**RECORDS FOR THIS TASK**.
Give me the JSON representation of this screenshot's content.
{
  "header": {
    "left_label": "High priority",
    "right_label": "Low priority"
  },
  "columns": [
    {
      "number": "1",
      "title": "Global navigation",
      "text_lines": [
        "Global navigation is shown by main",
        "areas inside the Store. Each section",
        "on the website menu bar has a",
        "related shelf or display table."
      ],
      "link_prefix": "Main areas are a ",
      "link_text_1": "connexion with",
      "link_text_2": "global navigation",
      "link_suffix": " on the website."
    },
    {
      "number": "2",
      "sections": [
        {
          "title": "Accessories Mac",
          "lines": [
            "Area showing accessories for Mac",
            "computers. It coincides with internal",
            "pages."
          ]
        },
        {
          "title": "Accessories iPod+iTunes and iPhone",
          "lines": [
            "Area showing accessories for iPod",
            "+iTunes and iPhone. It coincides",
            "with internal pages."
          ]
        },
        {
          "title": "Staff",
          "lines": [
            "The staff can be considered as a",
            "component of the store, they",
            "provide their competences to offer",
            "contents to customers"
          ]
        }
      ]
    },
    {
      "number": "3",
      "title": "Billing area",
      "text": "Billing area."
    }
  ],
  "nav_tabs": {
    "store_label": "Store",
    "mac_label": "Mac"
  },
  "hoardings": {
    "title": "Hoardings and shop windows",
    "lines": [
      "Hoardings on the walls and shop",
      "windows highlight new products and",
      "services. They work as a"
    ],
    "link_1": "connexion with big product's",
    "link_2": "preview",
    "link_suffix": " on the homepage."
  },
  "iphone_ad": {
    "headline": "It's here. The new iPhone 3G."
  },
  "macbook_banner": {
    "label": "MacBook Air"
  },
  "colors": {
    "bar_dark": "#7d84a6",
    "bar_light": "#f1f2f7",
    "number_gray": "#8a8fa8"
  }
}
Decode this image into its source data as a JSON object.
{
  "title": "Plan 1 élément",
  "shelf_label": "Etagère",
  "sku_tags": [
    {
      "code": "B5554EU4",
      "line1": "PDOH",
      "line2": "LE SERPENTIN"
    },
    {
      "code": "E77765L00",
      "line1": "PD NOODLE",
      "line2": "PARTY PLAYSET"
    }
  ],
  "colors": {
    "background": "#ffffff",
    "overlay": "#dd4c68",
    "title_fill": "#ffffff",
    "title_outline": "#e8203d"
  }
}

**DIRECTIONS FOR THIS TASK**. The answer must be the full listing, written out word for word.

**ANSWER**.
Give me the JSON representation of this screenshot's content.
{
  "header": {
    "left_label": "High priority",
    "right_label": "Low priority"
  },
  "columns": [
    {
      "number": "1",
      "title": "Global navigation",
      "text_lines": [
        "Global navigation is shown by main",
        "areas inside the Store. Each section",
        "on the website menu bar has a",
        "related shelf or display table."
      ],
      "link_prefix": "Main areas are a ",
      "link_text_1": "connexion with",
      "link_text_2": "global navigation",
      "link_suffix": " on the website."
    },
    {
      "number": "2",
      "sections": [
        {
          "title": "Accessories Mac",
          "lines": [
            "Area showing accessories for Mac",
            "computers. It coincides with internal",
            "pages."
          ]
        },
        {
          "title": "Accessories iPod+iTunes and iPhone",
          "lines": [
            "Area showing accessories for iPod",
            "+iTunes and iPhone. It coincides",
            "with internal pages."
          ]
        },
        {
          "title": "Staff",
          "lines": [
            "The staff can be considered as a",
            "component of the store, they",
            "provide their competences to offer",
            "contents to customers"
          ]
        }
      ]
    },
    {
      "number": "3",
      "title": "Billing area",
      "text": "Billing area."
    }
  ],
  "nav_tabs": {
    "store_label": "Store",
    "mac_label": "Mac"
  },
  "hoardings": {
    "title": "Hoardings and shop windows",
    "lines": [
      "Hoardings on the walls and shop",
      "windows highlight new products and",
      "services. They work as a"
    ],
    "link_1": "connexion with big product's",
    "link_2": "preview",
    "link_suffix": " on the homepage."
  },
  "iphone_ad": {
    "headline": "It's here. The new iPhone 3G."
  },
  "macbook_banner": {
    "label": "MacBook Air"
  },
  "colors": {
    "bar_dark": "#7d84a6",
    "bar_light": "#f1f2f7",
    "number_gray": "#8a8fa8"
  }
}
Decode this image into its source data as a JSON object.
{
  "title": "Plan 1 élément",
  "shelf_label": "Etagère",
  "sku_tags": [
    {
      "code": "B5554EU4",
      "line1": "PDOH",
      "line2": "LE SERPENTIN"
    },
    {
      "code": "E77765L00",
      "line1": "PD NOODLE",
      "line2": "PARTY PLAYSET"
    }
  ],
  "colors": {
    "background": "#ffffff",
    "overlay": "#dd4c68",
    "title_fill": "#ffffff",
    "title_outline": "#e8203d"
  }
}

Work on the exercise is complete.